Course 2018-2019 a.y.


Department of Accounting

Course taught in English
Go to class group/s: 31
CLEAM (6 credits - I sem. - OP  |  SECS-P/07) - CLEF (6 credits - I sem. - OP  |  SECS-P/07) - CLEACC (6 credits - I sem. - OP  |  SECS-P/07) - BESS-CLES (6 credits - I sem. - OP  |  SECS-P/07) - WBB (6 credits - I sem. - OP  |  SECS-P/07) - BIEF (6 credits - I sem. - OP  |  SECS-P/07) - BIEM (6 credits - I sem. - OP  |  SECS-P/07) - BIG (6 credits - I sem. - OP  |  SECS-P/07) - BEMACS (6 credits - I sem. - OP  |  SECS-P/07)
Course Director:

Classes: 31 (I sem.)

Class-group lessons delivered  on campus


To feel comfortable in this course, you should have some basic accounting knowledge. You should also be familiar with basic Python or any other programming language.

Mission & Content Summary


The ability to understand and leverage brand new technologies is nowadays a fundamental requirement. This course provides a comprehensive overview of what blockchain is and how it works. It explores the transition from the accounting traditional ledger to a distributed one and describes how transactions occur under this new paradigm. Insights on how blockchain affect the future of industry and organizations also are covered. The course also covers aspects related to automation of assurance procedures and provides some concepts to develop a blockchain system. Finally, an introduction to the concept of the digitalization of assets and related contract automation which leads to Smart Contracts are discussed. The mission of this course is to introduce concepts and tools to understand the potential of blockchain technology in real world applications.


  • The Traditional Ledger and the Distributed one.
  • What is a Blockchain and How It Works.
  • Transactions in a Distributed Ledger.
    • Case Studies.
  • Automated Assurance Procedures.
    • Cryptography in Blockchains.
    • Proof of Work and Related Algorithms.
  • Building Up a Blockchain.
    • Theory and Concepts.
    • Coding a Blockchain System.
  • The Digitalization of Assets.
  • Contract Automation in a Blockchain: the Smart Contract.

Intended Learning Outcomes (ILO)


At the end of the course student will be able to...
  • Define what a blockchain system is and describe its working principles.
  • Illustrate the differences between a classical ledger and a distributed one.
  • Explain what is a transaction in a blockchain and how they are regulated.
  • Explain the concept of cryptography in the context of blockchain.
  • Illustrate the transition to the digitalization of an asset.
  • Describe and explain the working principles of a Smart Contract.

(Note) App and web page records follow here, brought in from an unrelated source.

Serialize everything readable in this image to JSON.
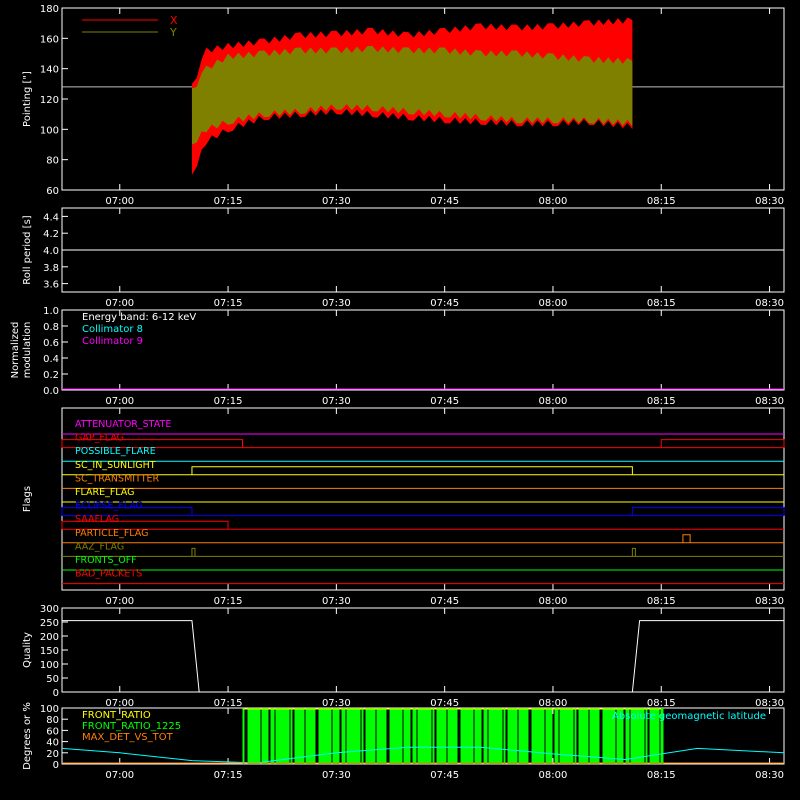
{
  "x_ticks": [
    "07:00",
    "07:15",
    "07:30",
    "07:45",
    "08:00",
    "08:15",
    "08:30"
  ],
  "colors": {
    "bg": "#000000",
    "axis": "#ffffff",
    "red": "#ff0000",
    "olive": "#808000",
    "cyan": "#00ffff",
    "magenta": "#ff00ff",
    "green": "#00ff00",
    "yellow": "#ffff00",
    "orange": "#ff7f00",
    "blue": "#0000ff"
  },
  "chart_data": [
    {
      "id": "pointing",
      "type": "area",
      "ylabel": "Pointing [\"]",
      "ylim": [
        60,
        180
      ],
      "yticks": [
        "60",
        "80",
        "100",
        "120",
        "140",
        "160",
        "180"
      ],
      "xlabel": "",
      "legend": {
        "placement": "top-left",
        "entries": [
          {
            "label": "X",
            "color": "#ff0000"
          },
          {
            "label": "Y",
            "color": "#808000"
          }
        ]
      },
      "baseline": 128,
      "x": [
        "07:10",
        "07:12",
        "07:15",
        "07:20",
        "07:25",
        "07:30",
        "07:35",
        "07:40",
        "07:45",
        "07:50",
        "07:55",
        "08:00",
        "08:05",
        "08:11"
      ],
      "series": [
        {
          "name": "X",
          "upper": [
            128,
            152,
            155,
            158,
            162,
            163,
            165,
            162,
            165,
            168,
            167,
            168,
            170,
            172
          ],
          "lower": [
            70,
            92,
            100,
            108,
            110,
            112,
            110,
            108,
            106,
            105,
            104,
            104,
            105,
            102
          ]
        },
        {
          "name": "Y",
          "upper": [
            125,
            140,
            148,
            150,
            152,
            152,
            153,
            152,
            152,
            150,
            150,
            148,
            146,
            145
          ],
          "lower": [
            90,
            100,
            105,
            110,
            112,
            115,
            114,
            112,
            110,
            108,
            106,
            106,
            106,
            104
          ]
        }
      ]
    },
    {
      "id": "roll",
      "type": "line",
      "ylabel": "Roll period [s]",
      "ylim": [
        3.5,
        4.5
      ],
      "yticks": [
        "3.6",
        "3.8",
        "4.0",
        "4.2",
        "4.4"
      ],
      "series": [
        {
          "name": "",
          "x": [
            "06:52",
            "08:32"
          ],
          "values": [
            4.0,
            4.0
          ]
        }
      ]
    },
    {
      "id": "modulation",
      "type": "line",
      "ylabel": "Normalized modulation",
      "ylim": [
        0,
        1
      ],
      "yticks": [
        "0.0",
        "0.2",
        "0.4",
        "0.6",
        "0.8",
        "1.0"
      ],
      "legend": {
        "placement": "top-left",
        "entries": [
          {
            "label": "Energy band: 6-12 keV",
            "color": "#ffffff"
          },
          {
            "label": "Collimator 8",
            "color": "#00ffff"
          },
          {
            "label": "Collimator 9",
            "color": "#ff00ff"
          }
        ]
      },
      "series": [
        {
          "name": "Collimator 9",
          "x": [
            "06:52",
            "08:32"
          ],
          "values": [
            0,
            0
          ]
        }
      ]
    },
    {
      "id": "flags",
      "type": "line",
      "ylabel": "Flags",
      "flags": [
        {
          "label": "ATTENUATOR_STATE",
          "color": "#ff00ff",
          "segments": []
        },
        {
          "label": "GAP_FLAG",
          "color": "#ff0000",
          "segments": [
            [
              "06:52",
              "07:17"
            ],
            [
              "08:15",
              "08:32"
            ]
          ]
        },
        {
          "label": "POSSIBLE_FLARE",
          "color": "#00ffff",
          "segments": []
        },
        {
          "label": "SC_IN_SUNLIGHT",
          "color": "#ffff00",
          "segments": [
            [
              "07:10",
              "08:11"
            ]
          ]
        },
        {
          "label": "SC_TRANSMITTER",
          "color": "#ff7f00",
          "segments": []
        },
        {
          "label": "FLARE_FLAG",
          "color": "#ffff00",
          "segments": []
        },
        {
          "label": "ECLIPSE_FLAG",
          "color": "#0000ff",
          "segments": [
            [
              "06:52",
              "07:10"
            ],
            [
              "08:11",
              "08:32"
            ]
          ]
        },
        {
          "label": "SAAFLAG",
          "color": "#ff0000",
          "segments": [
            [
              "06:52",
              "07:15"
            ]
          ]
        },
        {
          "label": "PARTICLE_FLAG",
          "color": "#ff7f00",
          "segments": [
            [
              "08:18",
              "08:19"
            ]
          ]
        },
        {
          "label": "AAZ_FLAG",
          "color": "#808000",
          "segments": [
            [
              "07:10",
              "07:10"
            ],
            [
              "08:11",
              "08:11"
            ]
          ]
        },
        {
          "label": "FRONTS_OFF",
          "color": "#00ff00",
          "segments": []
        },
        {
          "label": "BAD_PACKETS",
          "color": "#ff0000",
          "segments": []
        }
      ]
    },
    {
      "id": "quality",
      "type": "line",
      "ylabel": "Quality",
      "ylim": [
        0,
        300
      ],
      "yticks": [
        "0",
        "50",
        "100",
        "150",
        "200",
        "250",
        "300"
      ],
      "series": [
        {
          "name": "",
          "x": [
            "06:52",
            "07:10",
            "07:11",
            "08:11",
            "08:12",
            "08:32"
          ],
          "values": [
            255,
            255,
            0,
            0,
            255,
            255
          ]
        }
      ]
    },
    {
      "id": "ratio",
      "type": "bar",
      "ylabel": "Degrees or %",
      "ylim": [
        0,
        100
      ],
      "yticks": [
        "0",
        "20",
        "40",
        "60",
        "80",
        "100"
      ],
      "legend": {
        "placement": "top-left",
        "entries": [
          {
            "label": "FRONT_RATIO",
            "color": "#ffff00"
          },
          {
            "label": "FRONT_RATIO_1225",
            "color": "#00ff00"
          },
          {
            "label": "MAX_DET_VS_TOT",
            "color": "#ff7f00"
          }
        ]
      },
      "annotation": {
        "label": "Absolute geomagnetic latitude",
        "color": "#00ffff",
        "placement": "top-right"
      },
      "green_bars": {
        "x_range": [
          "07:17",
          "08:15"
        ],
        "value": 100
      },
      "latitude": {
        "x": [
          "06:52",
          "07:00",
          "07:10",
          "07:19",
          "07:30",
          "07:40",
          "07:50",
          "08:00",
          "08:10",
          "08:20",
          "08:32"
        ],
        "values": [
          28,
          20,
          6,
          2,
          20,
          30,
          30,
          18,
          8,
          28,
          20
        ]
      }
    }
  ]
}
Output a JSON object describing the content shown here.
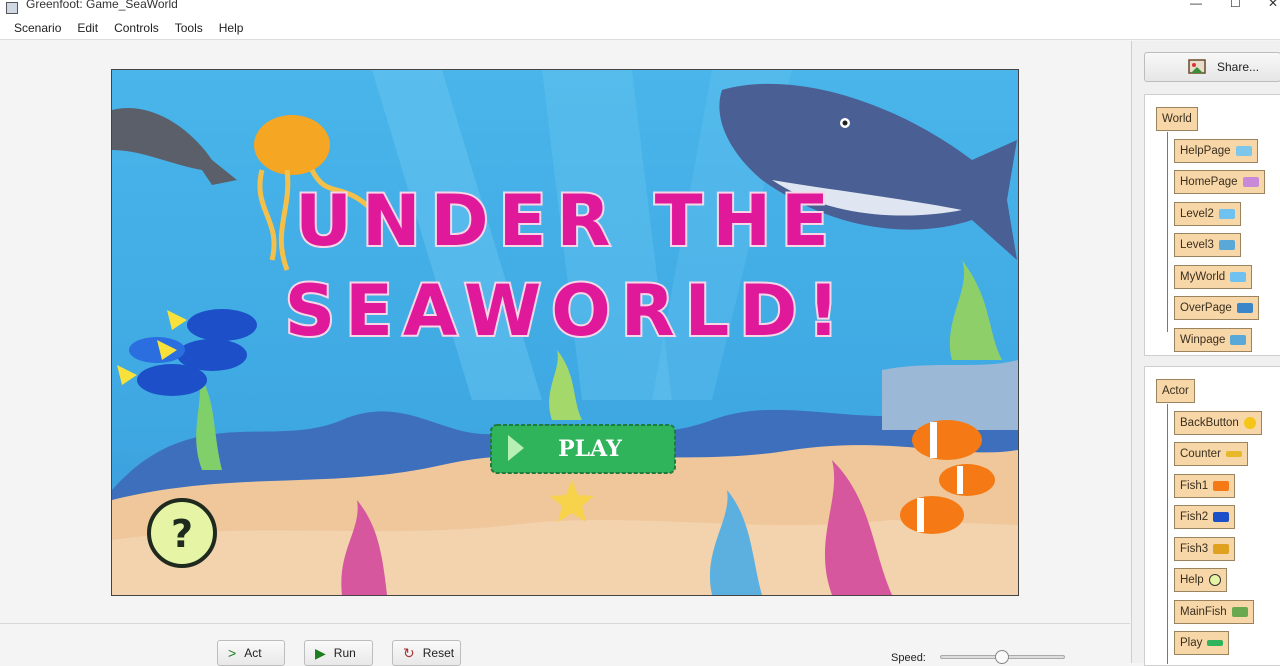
{
  "window": {
    "title": "Greenfoot: Game_SeaWorld"
  },
  "menu": [
    "Scenario",
    "Edit",
    "Controls",
    "Tools",
    "Help"
  ],
  "world": {
    "title_line1": "UNDER THE",
    "title_line2": "SEAWORLD!",
    "play_label": "PLAY",
    "help_symbol": "?"
  },
  "sidebar": {
    "share_label": "Share...",
    "world_root": "World",
    "world_classes": [
      "HelpPage",
      "HomePage",
      "Level2",
      "Level3",
      "MyWorld",
      "OverPage",
      "Winpage"
    ],
    "actor_root": "Actor",
    "actor_classes": [
      "BackButton",
      "Counter",
      "Fish1",
      "Fish2",
      "Fish3",
      "Help",
      "MainFish",
      "Play"
    ]
  },
  "controls": {
    "act_label": "Act",
    "run_label": "Run",
    "reset_label": "Reset",
    "speed_label": "Speed:"
  },
  "colors": {
    "class_bg": "#f7d6a8",
    "title_pink": "#e0199a",
    "play_green": "#2fb35b"
  }
}
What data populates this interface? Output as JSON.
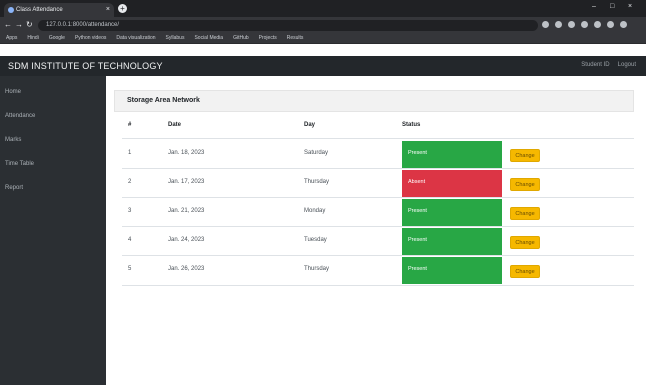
{
  "browser": {
    "tab_title": "Class Attendance",
    "tab_close": "×",
    "new_tab": "+",
    "window_controls": [
      "–",
      "□",
      "×"
    ],
    "nav": {
      "back": "←",
      "forward": "→",
      "reload": "↻"
    },
    "address": "127.0.0.1:8000/attendance/",
    "bookmarks": [
      "Apps",
      "Hindi",
      "Google",
      "Python videos",
      "Data visualization",
      "Syllabus",
      "Social Media",
      "GitHub",
      "Projects",
      "Results"
    ]
  },
  "navbar": {
    "brand": "SDM INSTITUTE OF TECHNOLOGY",
    "links": [
      "Student ID",
      "Logout"
    ]
  },
  "sidebar": {
    "items": [
      "Home",
      "Attendance",
      "Marks",
      "Time Table",
      "Report"
    ]
  },
  "card": {
    "title": "Storage Area Network"
  },
  "table": {
    "headers": [
      "#",
      "Date",
      "Day",
      "Status"
    ],
    "rows": [
      {
        "num": "1",
        "date": "Jan. 18, 2023",
        "day": "Saturday",
        "status": "Present",
        "action": "Change"
      },
      {
        "num": "2",
        "date": "Jan. 17, 2023",
        "day": "Thursday",
        "status": "Absent",
        "action": "Change"
      },
      {
        "num": "3",
        "date": "Jan. 21, 2023",
        "day": "Monday",
        "status": "Present",
        "action": "Change"
      },
      {
        "num": "4",
        "date": "Jan. 24, 2023",
        "day": "Tuesday",
        "status": "Present",
        "action": "Change"
      },
      {
        "num": "5",
        "date": "Jan. 26, 2023",
        "day": "Thursday",
        "status": "Present",
        "action": "Change"
      }
    ]
  },
  "colors": {
    "present": "#28a745",
    "absent": "#dc3545",
    "change_button": "#f6b800",
    "navbar": "#23272b",
    "sidebar": "#2b2f33"
  }
}
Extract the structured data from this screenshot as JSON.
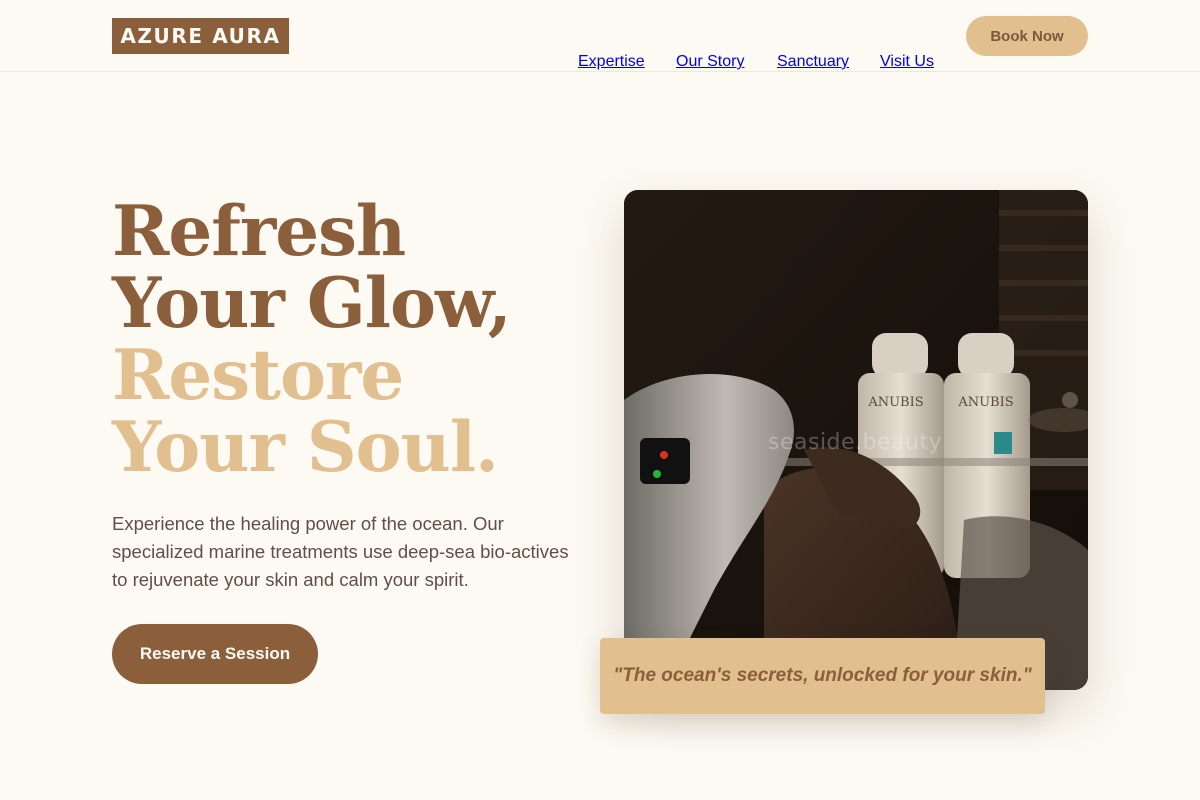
{
  "brand": {
    "logo_text": "AZURE AURA"
  },
  "nav": {
    "items": [
      {
        "label": "Expertise"
      },
      {
        "label": "Our Story"
      },
      {
        "label": "Sanctuary"
      },
      {
        "label": "Visit Us"
      }
    ],
    "cta_label": "Book Now"
  },
  "hero": {
    "headline_line1": "Refresh Your Glow,",
    "headline_line2": "Restore Your Soul.",
    "description": "Experience the healing power of the ocean. Our specialized marine treatments use deep-sea bio-actives to rejuvenate your skin and calm your spirit.",
    "cta_label": "Reserve a Session"
  },
  "photo": {
    "watermark": "seaside.beauty",
    "bottle_label": "ANUBIS",
    "quote": "\"The ocean's secrets, unlocked for your skin.\""
  },
  "colors": {
    "background": "#fdfaf3",
    "brand_brown": "#8b5e3c",
    "accent_gold": "#e2bf8e"
  }
}
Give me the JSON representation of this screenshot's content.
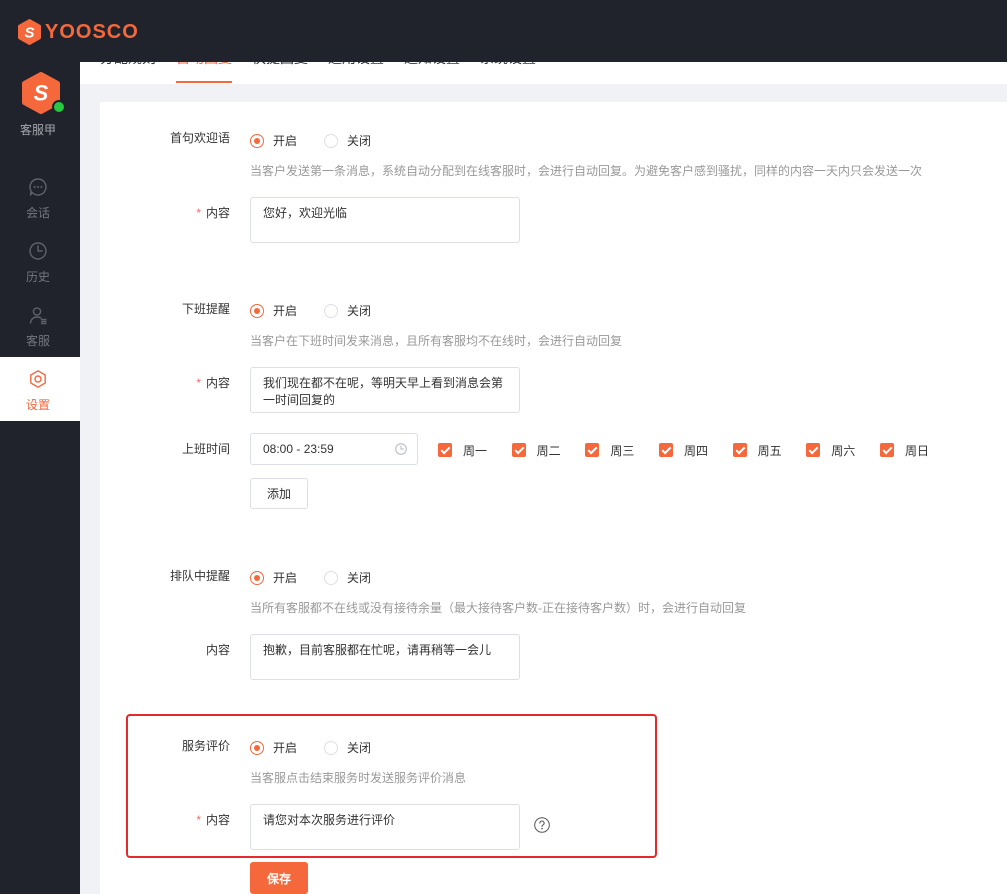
{
  "theme": {
    "accent": "#f4683c",
    "chrome": "#20232b",
    "page_bg": "#f0f2f5",
    "highlight": "#e42a2a",
    "online": "#27c93f"
  },
  "header": {
    "logo_icon": "hexagon-logo-icon",
    "logo_letter": "S",
    "brand_name": "YOOSCO"
  },
  "sidebar": {
    "agent": {
      "avatar_letter": "S",
      "name": "客服甲",
      "online": true
    },
    "items": [
      {
        "label": "会话",
        "icon": "chat-icon",
        "active": false
      },
      {
        "label": "历史",
        "icon": "clock-icon",
        "active": false
      },
      {
        "label": "客服",
        "icon": "agent-icon",
        "active": false
      },
      {
        "label": "设置",
        "icon": "settings-icon",
        "active": true
      }
    ]
  },
  "tabs": [
    {
      "label": "分配规则",
      "active": false
    },
    {
      "label": "自动回复",
      "active": true
    },
    {
      "label": "快捷回复",
      "active": false
    },
    {
      "label": "通用设置",
      "active": false
    },
    {
      "label": "通知设置",
      "active": false
    },
    {
      "label": "系统设置",
      "active": false
    }
  ],
  "form": {
    "welcome": {
      "label": "首句欢迎语",
      "enabled": true,
      "on_label": "开启",
      "off_label": "关闭",
      "description": "当客户发送第一条消息，系统自动分配到在线客服时，会进行自动回复。为避免客户感到骚扰，同样的内容一天内只会发送一次",
      "content_label": "内容",
      "content_required": true,
      "content": "您好，欢迎光临"
    },
    "offline": {
      "label": "下班提醒",
      "enabled": true,
      "on_label": "开启",
      "off_label": "关闭",
      "description": "当客户在下班时间发来消息，且所有客服均不在线时，会进行自动回复",
      "content_label": "内容",
      "content_required": true,
      "content": "我们现在都不在呢，等明天早上看到消息会第一时间回复的",
      "work_time": {
        "label": "上班时间",
        "value": "08:00 - 23:59",
        "icon": "clock-icon",
        "days": [
          {
            "label": "周一",
            "checked": true
          },
          {
            "label": "周二",
            "checked": true
          },
          {
            "label": "周三",
            "checked": true
          },
          {
            "label": "周四",
            "checked": true
          },
          {
            "label": "周五",
            "checked": true
          },
          {
            "label": "周六",
            "checked": true
          },
          {
            "label": "周日",
            "checked": true
          }
        ],
        "add_label": "添加"
      }
    },
    "queue": {
      "label": "排队中提醒",
      "enabled": true,
      "on_label": "开启",
      "off_label": "关闭",
      "description": "当所有客服都不在线或没有接待余量（最大接待客户数-正在接待客户数）时，会进行自动回复",
      "content_label": "内容",
      "content_required": false,
      "content": "抱歉，目前客服都在忙呢，请再稍等一会儿"
    },
    "rating": {
      "label": "服务评价",
      "enabled": true,
      "on_label": "开启",
      "off_label": "关闭",
      "description": "当客服点击结束服务时发送服务评价消息",
      "content_label": "内容",
      "content_required": true,
      "content": "请您对本次服务进行评价",
      "help_icon": "question-circle-icon"
    },
    "save_label": "保存"
  }
}
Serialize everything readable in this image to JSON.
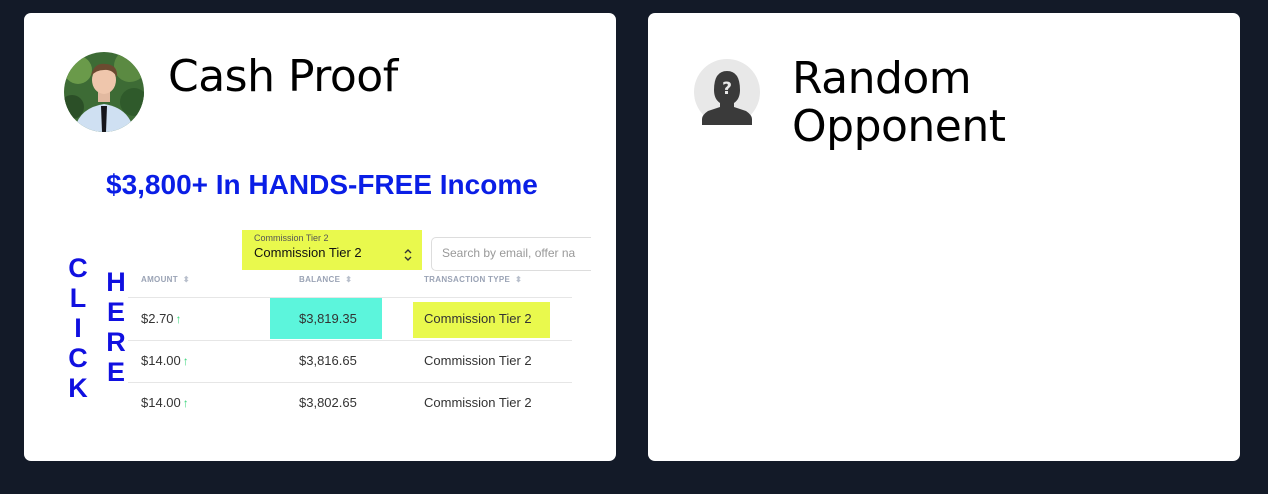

At the end of the course student will be able to...
  • Examine a blockchain system in its different forms and compare the differences.
  • Decompose a blockchain system in its fundamental components.
  • Design and code a simple working example which can solve a real world case.

Teaching methods

  • Face-to-face lectures
  • Guest speaker's talks (in class or in distance)
  • Exercises (exercises, database, software etc.)
  • Case studies /Incidents (traditional, online)


In addition to face-to-face lectures, the learning experience of this course includes case discussions and interactions with guest speakers from companies that are in the process or have already developed a working blockchain system. Students are encouraged to actively participate to case discussion and interact with guest speakers in order to use their communication and interpersonal skills.

Assessment methods

  Continuous assessment Partial exams General exam
  • Written individual exam (traditional/online)


  • With the purpose of measuring the acquisition of the above-mentioned learning outcomes, the student assessment is based on a final written exam made up by a mix of open-ended and closed-ended questions. The exam aims to assess the student’s learning level of the theoretical framework as well as of the main concepts, methods and tools presented in the course.
  • Individual written exam (traditional) structure:
  1. Open-ended questions
  2. Closed-ended questions (multiple choice, selection, etc.)
  3. Mix of open/closed-ended questions.
  • Important: no distinction is made between attending and non-attending students.

Teaching materials


Main Textbook:

  • D. DRESCHER, Blockchain Basics: A Non-Technical Introduction in 25 Steps, Editor APress

Additional Textbooks:

  • V.  MORABITO, Business innovation through blockchain: The B³ perspective, Editor Springer.
  • M. SWAN, Blockchain: blueprint for a new economy, Editor, O'Reilly.
  • V. MORABITO, The Future of Digital Business Innovation, Editor Springer.
  • SALVIOTTI, DE ROSSI, ABBATEMARCO, The Blockchain Journey. A guide to practical business applications. Egea.
Last change 07/09/2018 10:12